  • Philippe Blanc-Benon (CNRS Dir., LMFA, Ecully)

 

Publication

[1] Periodic onset of bubble shape instabilities and their influence on the spherical mode. M Guedra, C Inserra, C Mauger, B Gilles. IEEE Transactions in Ultrasonics, 2016.

[2] Experimental evidence of nonlinear mode coupling between spherical and nonspherical oscillations of microbubbles. M Guedra, C Inserra, C Mauger, B Gilles. Physical Review E, 94: 053155, 2016.

[3] Time-resolved dynamics of micrometer-sized bubbles undergoing shape oscillations. M Guédra, S Cleve, C Mauger, C Inserra, P Blanc-Benon. Proceedings on Meetings on Acoustics, 141(5): 3493, 2017.

Jumping bubbles on lipid bilayers: the acoustic stamp

Project description

In the context of sonoporation, we use supported lipid bilayers as a model of biological membranes and investigate the interactions between the bilayer and microbubbles induced by ultrasound.

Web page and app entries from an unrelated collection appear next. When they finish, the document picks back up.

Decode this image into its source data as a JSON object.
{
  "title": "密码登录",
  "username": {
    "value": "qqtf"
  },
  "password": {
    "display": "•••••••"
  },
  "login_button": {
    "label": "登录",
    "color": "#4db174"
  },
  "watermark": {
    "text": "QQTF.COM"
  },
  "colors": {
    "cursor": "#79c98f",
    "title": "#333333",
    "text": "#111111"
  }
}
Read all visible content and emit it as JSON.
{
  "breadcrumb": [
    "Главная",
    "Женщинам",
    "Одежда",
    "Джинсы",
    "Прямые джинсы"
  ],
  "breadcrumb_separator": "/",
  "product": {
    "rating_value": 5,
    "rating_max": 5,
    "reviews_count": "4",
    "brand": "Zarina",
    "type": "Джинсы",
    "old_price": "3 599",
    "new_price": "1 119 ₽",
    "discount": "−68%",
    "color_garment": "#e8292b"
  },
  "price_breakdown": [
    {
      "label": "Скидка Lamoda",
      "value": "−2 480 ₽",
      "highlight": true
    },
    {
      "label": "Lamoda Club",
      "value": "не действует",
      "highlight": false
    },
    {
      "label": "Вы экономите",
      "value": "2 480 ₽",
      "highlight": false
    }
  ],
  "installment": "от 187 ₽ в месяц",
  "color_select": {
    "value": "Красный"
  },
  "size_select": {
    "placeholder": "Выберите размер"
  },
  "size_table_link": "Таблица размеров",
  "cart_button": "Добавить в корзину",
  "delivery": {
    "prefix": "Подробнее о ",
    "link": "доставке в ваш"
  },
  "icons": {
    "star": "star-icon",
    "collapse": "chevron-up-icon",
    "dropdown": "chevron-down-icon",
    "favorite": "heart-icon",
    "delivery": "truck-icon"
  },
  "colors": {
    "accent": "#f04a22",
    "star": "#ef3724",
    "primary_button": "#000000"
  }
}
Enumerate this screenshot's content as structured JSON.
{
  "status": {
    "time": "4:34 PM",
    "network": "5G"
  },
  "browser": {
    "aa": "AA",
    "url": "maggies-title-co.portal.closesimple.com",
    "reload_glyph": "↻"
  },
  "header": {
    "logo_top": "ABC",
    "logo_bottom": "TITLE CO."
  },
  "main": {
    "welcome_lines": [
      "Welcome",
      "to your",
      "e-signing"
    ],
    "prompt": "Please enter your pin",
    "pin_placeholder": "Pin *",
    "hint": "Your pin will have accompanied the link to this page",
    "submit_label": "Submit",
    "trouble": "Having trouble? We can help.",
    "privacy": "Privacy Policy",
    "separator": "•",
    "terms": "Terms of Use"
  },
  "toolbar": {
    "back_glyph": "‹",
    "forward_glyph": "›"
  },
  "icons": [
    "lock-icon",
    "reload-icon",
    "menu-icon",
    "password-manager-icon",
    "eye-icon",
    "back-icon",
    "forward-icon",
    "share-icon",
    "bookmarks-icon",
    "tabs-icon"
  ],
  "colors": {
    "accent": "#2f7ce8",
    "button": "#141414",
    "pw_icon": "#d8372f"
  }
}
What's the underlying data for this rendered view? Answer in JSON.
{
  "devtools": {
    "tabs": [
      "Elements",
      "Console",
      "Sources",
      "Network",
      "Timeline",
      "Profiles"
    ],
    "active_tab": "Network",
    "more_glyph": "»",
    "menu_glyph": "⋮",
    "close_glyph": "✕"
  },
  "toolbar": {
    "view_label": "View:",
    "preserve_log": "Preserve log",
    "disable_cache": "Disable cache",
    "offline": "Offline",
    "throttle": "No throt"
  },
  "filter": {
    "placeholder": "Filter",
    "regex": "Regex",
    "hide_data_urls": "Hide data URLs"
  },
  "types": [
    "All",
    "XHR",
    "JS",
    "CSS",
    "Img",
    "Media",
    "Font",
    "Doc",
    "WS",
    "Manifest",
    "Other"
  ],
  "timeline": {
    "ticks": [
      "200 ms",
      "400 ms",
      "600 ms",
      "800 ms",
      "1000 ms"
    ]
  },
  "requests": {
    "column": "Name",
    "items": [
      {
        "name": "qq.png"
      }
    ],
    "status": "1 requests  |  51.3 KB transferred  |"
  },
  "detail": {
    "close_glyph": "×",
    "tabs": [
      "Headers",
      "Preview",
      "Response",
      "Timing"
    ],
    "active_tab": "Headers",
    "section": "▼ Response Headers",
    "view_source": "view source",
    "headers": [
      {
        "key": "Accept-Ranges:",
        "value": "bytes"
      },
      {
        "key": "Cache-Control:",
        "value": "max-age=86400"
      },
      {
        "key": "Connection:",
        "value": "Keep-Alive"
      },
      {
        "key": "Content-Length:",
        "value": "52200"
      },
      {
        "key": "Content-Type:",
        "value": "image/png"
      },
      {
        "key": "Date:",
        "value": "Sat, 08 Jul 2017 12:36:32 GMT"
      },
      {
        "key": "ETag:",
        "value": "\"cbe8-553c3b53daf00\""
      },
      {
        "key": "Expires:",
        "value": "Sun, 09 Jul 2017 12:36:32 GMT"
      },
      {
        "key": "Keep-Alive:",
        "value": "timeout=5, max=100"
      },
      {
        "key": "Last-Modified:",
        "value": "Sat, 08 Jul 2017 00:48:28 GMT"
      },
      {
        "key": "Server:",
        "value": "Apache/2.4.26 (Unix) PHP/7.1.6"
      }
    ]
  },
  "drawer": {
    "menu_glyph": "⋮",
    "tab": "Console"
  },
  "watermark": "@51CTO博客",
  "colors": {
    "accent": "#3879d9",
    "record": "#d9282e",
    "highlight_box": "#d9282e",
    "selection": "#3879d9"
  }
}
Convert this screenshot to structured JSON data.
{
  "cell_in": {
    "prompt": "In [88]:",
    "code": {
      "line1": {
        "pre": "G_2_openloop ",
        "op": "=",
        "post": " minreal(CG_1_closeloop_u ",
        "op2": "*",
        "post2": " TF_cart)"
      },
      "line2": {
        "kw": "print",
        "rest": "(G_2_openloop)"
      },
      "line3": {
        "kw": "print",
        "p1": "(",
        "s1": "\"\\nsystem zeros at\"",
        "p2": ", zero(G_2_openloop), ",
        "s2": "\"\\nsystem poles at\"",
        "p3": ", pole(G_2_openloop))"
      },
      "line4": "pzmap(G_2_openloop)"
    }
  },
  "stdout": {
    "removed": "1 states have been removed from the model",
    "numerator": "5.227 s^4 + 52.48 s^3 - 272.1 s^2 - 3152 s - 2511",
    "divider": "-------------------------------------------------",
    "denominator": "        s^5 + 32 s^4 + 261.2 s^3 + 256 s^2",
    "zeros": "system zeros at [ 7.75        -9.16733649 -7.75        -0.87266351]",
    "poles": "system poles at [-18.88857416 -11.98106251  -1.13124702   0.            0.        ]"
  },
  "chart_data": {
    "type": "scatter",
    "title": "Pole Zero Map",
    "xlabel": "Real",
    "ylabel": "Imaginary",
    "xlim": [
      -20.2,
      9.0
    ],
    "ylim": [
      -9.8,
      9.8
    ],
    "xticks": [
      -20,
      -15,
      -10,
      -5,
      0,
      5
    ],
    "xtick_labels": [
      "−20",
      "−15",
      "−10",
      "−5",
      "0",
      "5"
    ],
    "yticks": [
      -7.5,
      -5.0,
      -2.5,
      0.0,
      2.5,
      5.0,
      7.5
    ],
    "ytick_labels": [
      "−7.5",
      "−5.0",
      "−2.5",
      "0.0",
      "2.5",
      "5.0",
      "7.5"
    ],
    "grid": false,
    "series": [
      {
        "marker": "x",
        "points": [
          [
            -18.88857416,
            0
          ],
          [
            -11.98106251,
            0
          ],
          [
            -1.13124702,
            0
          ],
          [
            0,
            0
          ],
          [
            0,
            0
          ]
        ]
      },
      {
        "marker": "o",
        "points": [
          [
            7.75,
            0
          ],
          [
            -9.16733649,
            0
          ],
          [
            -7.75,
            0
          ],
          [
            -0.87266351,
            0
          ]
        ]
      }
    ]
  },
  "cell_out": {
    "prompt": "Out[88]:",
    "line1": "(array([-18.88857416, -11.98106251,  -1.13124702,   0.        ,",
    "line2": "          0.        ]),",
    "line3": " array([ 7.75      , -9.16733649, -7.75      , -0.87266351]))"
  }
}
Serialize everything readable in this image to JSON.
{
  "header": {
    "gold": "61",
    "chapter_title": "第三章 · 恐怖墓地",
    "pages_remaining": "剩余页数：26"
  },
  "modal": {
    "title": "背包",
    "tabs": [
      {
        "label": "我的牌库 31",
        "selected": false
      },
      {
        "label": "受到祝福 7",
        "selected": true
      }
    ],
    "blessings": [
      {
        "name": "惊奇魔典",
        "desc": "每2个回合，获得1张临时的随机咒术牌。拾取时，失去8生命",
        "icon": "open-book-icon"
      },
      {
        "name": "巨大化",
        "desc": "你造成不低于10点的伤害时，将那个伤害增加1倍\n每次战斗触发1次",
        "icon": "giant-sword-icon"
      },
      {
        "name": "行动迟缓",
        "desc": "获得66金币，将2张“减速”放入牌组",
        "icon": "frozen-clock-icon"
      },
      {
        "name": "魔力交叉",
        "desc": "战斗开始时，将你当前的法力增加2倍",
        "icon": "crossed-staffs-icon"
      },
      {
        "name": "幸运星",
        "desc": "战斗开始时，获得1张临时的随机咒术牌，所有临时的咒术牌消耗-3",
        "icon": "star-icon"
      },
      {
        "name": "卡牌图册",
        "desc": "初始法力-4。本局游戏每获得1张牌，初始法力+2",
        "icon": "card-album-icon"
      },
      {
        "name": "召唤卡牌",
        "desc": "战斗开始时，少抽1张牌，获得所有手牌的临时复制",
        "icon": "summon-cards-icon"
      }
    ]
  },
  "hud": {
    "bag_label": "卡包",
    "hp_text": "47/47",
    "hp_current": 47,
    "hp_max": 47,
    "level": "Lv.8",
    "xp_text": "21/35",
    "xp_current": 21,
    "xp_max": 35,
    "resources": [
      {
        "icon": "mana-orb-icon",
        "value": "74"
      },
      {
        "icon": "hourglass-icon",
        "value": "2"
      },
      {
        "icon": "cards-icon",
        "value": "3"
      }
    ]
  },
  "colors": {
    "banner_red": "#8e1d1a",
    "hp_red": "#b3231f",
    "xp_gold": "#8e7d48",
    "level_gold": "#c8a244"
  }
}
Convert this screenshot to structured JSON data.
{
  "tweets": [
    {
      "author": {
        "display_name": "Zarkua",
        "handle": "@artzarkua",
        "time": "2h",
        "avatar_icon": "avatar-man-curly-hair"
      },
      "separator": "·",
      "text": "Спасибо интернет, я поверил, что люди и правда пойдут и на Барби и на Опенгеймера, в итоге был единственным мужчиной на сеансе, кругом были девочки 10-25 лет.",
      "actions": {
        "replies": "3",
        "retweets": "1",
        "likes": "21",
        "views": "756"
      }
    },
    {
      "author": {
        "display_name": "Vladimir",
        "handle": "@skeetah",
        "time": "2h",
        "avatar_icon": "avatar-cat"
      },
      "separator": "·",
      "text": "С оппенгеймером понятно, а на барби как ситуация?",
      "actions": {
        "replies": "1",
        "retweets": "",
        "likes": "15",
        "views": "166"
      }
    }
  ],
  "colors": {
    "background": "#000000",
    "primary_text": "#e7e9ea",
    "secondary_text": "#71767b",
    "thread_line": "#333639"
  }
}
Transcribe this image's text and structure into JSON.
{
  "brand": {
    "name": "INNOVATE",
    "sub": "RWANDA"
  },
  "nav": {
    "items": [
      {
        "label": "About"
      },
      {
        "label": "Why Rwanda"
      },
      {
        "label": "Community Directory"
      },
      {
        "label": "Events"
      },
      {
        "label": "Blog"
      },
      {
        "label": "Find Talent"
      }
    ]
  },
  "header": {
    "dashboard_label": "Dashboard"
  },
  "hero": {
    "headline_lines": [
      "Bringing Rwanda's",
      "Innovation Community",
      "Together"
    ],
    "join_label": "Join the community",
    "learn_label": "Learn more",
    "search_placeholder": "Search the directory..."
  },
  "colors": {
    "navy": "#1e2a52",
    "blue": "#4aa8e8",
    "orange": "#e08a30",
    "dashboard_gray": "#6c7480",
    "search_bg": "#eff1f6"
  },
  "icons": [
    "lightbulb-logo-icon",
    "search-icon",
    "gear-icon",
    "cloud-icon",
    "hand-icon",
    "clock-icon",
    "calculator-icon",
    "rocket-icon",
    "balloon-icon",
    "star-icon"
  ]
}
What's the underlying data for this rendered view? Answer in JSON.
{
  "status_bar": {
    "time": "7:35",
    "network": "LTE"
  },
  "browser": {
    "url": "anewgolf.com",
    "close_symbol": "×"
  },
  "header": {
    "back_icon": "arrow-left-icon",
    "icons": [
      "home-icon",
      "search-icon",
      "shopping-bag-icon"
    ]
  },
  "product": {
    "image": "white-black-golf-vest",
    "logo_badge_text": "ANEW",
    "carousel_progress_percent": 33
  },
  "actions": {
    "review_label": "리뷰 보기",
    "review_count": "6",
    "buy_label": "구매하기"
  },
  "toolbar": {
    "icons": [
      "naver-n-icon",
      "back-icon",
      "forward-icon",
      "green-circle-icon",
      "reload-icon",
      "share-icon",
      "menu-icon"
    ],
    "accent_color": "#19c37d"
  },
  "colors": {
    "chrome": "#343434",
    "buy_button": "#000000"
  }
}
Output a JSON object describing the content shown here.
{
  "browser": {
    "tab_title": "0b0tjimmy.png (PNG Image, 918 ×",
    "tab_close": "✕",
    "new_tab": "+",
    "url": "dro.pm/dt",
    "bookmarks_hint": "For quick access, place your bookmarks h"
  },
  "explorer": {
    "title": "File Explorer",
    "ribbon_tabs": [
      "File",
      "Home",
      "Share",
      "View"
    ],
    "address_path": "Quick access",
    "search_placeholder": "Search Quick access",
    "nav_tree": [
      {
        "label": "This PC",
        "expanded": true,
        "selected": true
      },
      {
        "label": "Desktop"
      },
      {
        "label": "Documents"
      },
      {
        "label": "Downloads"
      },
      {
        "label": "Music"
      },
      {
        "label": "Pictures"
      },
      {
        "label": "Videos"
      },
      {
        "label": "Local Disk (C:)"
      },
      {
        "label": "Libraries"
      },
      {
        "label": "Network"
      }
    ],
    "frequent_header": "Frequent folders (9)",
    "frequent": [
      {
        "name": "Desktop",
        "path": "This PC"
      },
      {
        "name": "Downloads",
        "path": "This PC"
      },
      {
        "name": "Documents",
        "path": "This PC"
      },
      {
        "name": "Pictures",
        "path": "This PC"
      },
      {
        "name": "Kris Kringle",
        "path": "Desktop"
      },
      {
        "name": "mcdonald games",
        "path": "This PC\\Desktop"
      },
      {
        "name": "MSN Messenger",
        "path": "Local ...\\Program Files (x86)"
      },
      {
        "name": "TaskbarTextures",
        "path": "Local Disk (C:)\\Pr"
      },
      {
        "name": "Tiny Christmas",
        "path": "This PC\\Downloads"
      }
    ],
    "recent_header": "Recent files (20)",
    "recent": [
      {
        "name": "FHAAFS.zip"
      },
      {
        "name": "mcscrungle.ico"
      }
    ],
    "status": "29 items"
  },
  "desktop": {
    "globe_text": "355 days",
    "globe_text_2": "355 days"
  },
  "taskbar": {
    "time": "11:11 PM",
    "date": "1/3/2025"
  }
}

When applying ultrasound and generating microbubbles above a supported biomimetic membrane, a bubble cloud both in transmission and fluorescent images (figure 1), indicating that bubbles collect fluorescent lipid from the bilayer. By recording the vicinity of the bubble cloud with an epifluorescence microscope equipped with a fast sensitive camera, we could observe the very fascinating behaviour of jumping bubbles on the bilayer, forming a necklace pattern of alteration on the membrane. By capturing more precisely the bubble dynamics, we found that these cavitating bubbles are regularly pumping lipids from the bilayer, allowing the entrance of water below the bubble, reducing its adhesion, and finally jumping to a nearby location with a noticeable regularity (figure 2). Qualitatively these instabilities result from a competition between downward oriented van der Waals and Bjerknes forces on one hand, and upward hydrodynamic lift forces on the other hand (figure 3).

Fig1: Experimental observations of the interaction between acoustic bubbles (right, natural light) and fluorescent bilayer membranes (left) mimicking cell biological membranes.

Fig2: Left: Successive temporal snapshots of a jumping bubble on the bilayer membrane. Right: Resulting necklace patterns illustrating the jumping phenomenon.

Fig3: Process mechanism for the jumping phenomenon.

Staff

LabTau Staff
  • Claude Inserra (Associate Professor)

  • Jean-Christophe Bera (Professor)

Collaborations
  • Pauline Muleki-Seya (Postdoc, Institut Langevin)

  • Jean-Paul Rieu (Professor, ILM, Lyon)

Publication

  • Monitoring and control of inertial cavitation activity for enhancing ultrasound transfection: the SonInCaRe project. C Inserra, P Labelle, C Der Loughian, JL Lee, M Fouqueray, J Ngo, A Poizat, C Desjouy, B Munteanu, CW Lo, C Vanbelle, JP Rieu, WS Chen, JC Bera. IRBM, 35(2): 94-99, 2014.
  • Jumping acoustic bubbles on lipid bilayers. C Der Loughian, P Muleki-Seya, C Pirat, C Inserra, JC Bera, JP Rieu. Soft Matter, 11: 3460-69, 2015.